As their discussion came to an end, though, Sancho declared that despite his ignorance of gubernatorial skills, he’d rather go to heaven as himself than go to hell as a governor. Don Quixote declared that made his squire more than worthy of being governor, and the pair went to eat with their hosts.
Once he had eaten, Don Quixote gave his squire a written copy of all his advice, which quickly reached the eyes of the Duke and Duchess, who read it with amusement before sending Sancho off with his grand retinue to the town that was to function as his island. The butler who had played the part of the Countess of Trifaldi in the last trick was in charge of this next one. When Sancho saw him, he was sure that the butler was identical to the Countess, but the knight told him that would be a contradiction. Sancho said that he’d keep quiet for now but would watch the butler carefully.
Sancho left in the clothes of a scholar, over which he wore a dashing coat and cap, and his donkey was incongruously dressed overall in silk.
Don Quixote was forlorn without his squire, and the Duchess noticed the change in his mood, so offered him the service of four of her prettiest maids. The knight wasn’t to be persuaded, so she promised to leave him alone. She then announced that it was almost time for them to dine, as he’d surely need an early night to recover from the previous day’s lightning journey to Kandy.

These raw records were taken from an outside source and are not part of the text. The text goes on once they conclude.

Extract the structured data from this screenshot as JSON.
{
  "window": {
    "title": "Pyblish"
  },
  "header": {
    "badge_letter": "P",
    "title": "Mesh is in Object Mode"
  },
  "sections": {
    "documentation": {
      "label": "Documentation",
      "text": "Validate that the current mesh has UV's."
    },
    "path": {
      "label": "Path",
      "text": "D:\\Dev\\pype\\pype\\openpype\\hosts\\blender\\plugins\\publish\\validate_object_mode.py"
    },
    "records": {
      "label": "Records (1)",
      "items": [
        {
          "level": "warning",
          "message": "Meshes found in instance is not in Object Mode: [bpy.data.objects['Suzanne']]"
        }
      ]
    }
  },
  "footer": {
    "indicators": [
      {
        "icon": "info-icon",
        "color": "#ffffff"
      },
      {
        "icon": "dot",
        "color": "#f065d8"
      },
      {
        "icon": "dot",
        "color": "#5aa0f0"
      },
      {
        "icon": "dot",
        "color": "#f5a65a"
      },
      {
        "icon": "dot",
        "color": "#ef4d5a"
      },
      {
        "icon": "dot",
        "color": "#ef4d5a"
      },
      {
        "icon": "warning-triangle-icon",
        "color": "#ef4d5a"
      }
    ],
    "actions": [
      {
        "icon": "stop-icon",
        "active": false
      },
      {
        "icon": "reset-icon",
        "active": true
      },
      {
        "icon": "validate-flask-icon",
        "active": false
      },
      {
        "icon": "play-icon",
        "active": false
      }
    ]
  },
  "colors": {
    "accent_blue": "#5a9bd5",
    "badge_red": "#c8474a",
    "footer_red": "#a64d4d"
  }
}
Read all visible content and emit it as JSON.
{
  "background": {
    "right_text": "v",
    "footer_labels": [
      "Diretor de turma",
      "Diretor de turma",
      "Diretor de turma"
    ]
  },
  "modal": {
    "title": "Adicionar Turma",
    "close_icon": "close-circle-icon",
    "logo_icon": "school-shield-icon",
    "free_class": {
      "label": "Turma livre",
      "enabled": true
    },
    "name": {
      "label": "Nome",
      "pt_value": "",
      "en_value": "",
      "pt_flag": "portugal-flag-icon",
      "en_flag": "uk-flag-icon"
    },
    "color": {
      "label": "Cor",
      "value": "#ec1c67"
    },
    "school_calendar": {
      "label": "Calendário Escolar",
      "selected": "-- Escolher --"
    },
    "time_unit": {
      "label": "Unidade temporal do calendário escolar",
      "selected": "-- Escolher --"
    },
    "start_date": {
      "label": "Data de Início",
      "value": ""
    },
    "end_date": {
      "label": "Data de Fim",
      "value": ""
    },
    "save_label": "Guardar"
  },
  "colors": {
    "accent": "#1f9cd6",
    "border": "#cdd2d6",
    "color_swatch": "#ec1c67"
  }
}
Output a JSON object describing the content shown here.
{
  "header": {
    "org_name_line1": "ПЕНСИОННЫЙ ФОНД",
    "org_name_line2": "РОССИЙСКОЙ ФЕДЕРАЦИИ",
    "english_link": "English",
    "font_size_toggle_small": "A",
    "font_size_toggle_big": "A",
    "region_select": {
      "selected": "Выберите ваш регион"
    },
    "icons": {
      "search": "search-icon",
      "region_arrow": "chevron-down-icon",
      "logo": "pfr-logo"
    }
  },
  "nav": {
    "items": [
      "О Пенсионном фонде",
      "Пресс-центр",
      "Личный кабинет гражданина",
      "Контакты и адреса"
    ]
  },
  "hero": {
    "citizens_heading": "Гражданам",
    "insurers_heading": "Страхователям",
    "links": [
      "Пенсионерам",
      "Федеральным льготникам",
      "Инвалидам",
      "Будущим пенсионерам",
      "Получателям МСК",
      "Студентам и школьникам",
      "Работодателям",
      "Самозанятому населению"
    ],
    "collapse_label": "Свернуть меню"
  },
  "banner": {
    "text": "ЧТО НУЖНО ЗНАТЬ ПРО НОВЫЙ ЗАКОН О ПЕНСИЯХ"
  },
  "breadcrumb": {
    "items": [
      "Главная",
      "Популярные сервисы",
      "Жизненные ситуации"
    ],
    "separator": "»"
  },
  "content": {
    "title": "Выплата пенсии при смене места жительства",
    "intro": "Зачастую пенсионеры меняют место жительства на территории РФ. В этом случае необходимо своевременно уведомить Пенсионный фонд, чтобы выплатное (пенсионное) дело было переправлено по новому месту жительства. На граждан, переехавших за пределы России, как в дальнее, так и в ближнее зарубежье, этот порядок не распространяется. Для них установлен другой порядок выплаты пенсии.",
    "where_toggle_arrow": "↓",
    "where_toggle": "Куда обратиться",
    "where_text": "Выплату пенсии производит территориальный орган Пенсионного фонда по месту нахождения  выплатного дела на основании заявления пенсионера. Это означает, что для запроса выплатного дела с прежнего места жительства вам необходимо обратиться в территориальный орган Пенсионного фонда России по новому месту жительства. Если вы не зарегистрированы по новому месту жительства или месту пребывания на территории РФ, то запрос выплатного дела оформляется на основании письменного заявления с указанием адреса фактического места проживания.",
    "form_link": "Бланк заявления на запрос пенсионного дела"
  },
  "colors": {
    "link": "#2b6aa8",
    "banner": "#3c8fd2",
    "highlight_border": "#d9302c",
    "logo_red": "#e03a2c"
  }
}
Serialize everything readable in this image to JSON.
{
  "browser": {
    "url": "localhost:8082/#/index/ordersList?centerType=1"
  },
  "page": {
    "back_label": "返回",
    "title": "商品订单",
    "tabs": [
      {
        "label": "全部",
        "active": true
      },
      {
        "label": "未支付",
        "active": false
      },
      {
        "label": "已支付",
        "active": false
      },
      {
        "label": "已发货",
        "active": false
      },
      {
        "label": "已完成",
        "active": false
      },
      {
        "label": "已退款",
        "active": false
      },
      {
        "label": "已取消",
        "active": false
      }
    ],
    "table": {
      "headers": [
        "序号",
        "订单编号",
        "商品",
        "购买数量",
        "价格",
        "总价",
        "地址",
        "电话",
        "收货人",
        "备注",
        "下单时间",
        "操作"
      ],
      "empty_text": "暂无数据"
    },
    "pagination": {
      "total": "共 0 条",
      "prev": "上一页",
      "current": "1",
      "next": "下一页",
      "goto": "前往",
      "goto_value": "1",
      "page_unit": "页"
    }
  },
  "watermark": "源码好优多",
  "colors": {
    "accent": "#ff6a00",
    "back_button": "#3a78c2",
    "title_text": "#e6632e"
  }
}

After dinner, Don Quixote locked himself in his room, to ensure his chastity was preserved for his Lady Dulcinea. As he was undressing for bed, the stitches on one of his stockings came undone, and they laddered badly.
As Sancho had left him a pair of riding boots, he decided that he’d wear those in the morning to conceal the damage. After he had blown out his candles, it was too hot to sleep, so he opened the window. With that he could hear voices in the garden below.
Altisidora and Emerencia were speaking to one another, the former confessing to her desire for the stranger who had entered the castle. Her friend assured her that the Duchess was asleep and that the object of her desire had just opened his window, so she should sing with her harp. Don Quixote immediately assumed that Altisidora had fallen in love with him, and in order to let her know that he was listening he sneezed. She responded with a song telling him all about her, including confirmation that she was one of the Duchess’s maidservants.
The knight wasn’t persuaded from his devotion to the Lady Dulcinea, slammed his window shut and lay down on his bed. Meanwhile, Sancho Panza was reaching the end of his first day as the governor.
That completes the forty-fourth chapter of the second book of Don Quixote.
Miguel de Cervantes Saavedra, trans John Rutherford (1604, 2000) Don Quixote, Penguin, ISBN 978 0 140 44909 9.
Roberto González Echevarría (2015) Cervantes’ Don Quixote, Yale UP, ISBN 978 0 300 19864 5.
Roberto González Echevarría (ed) (2005) Cervantes’ Don Quixote, A Casebook, Oxford UP, ISBN 978 0 19 516938 6.